decorahnews.com reporter Bob Felde has been noticing a lot of people talking about "hoarfrost" recently, which got him wondering about the term.
"Hoarfrost" describes a particular type of frost--the deposit of ice crystals on objects exposed to the air, such as tree branches. We've had several days where the trees in Decorah have been covered with this type of frost.
"Hoarfrost" is formed by the direct condensation of water vapor into ice at temperatures below freezing. Hoarfrost needs two conditions to form: the temperature must be below 32 degrees and the air must be damp enough so that it reaches saturation when cooled.
Hoarfrost, and frost in general, is created by having moisture in the atmosphere transform directly from vapor phase to frozen phase--in other words, it goes directly from gas to solid and skips the liquid phase.

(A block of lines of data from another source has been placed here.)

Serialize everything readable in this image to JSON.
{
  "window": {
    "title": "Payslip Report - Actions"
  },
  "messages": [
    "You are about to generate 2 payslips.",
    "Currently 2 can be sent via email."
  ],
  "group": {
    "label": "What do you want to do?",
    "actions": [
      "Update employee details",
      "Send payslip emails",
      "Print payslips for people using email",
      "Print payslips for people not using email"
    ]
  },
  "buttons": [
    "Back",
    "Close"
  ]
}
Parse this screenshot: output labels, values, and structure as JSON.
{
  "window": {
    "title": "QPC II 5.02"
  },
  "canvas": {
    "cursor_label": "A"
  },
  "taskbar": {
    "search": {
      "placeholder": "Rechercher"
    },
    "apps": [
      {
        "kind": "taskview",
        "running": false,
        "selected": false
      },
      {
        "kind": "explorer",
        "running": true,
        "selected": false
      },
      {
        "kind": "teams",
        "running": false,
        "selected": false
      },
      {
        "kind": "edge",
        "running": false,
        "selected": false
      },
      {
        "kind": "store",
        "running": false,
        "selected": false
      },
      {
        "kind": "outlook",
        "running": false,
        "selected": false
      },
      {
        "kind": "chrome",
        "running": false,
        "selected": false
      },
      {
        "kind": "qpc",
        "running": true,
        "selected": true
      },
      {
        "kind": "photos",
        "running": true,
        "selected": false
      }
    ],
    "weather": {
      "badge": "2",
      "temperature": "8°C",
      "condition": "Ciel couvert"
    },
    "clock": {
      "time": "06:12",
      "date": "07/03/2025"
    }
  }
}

Now that you know what the word describes, take a look at some pictures of "hoarfrost" in Decorah.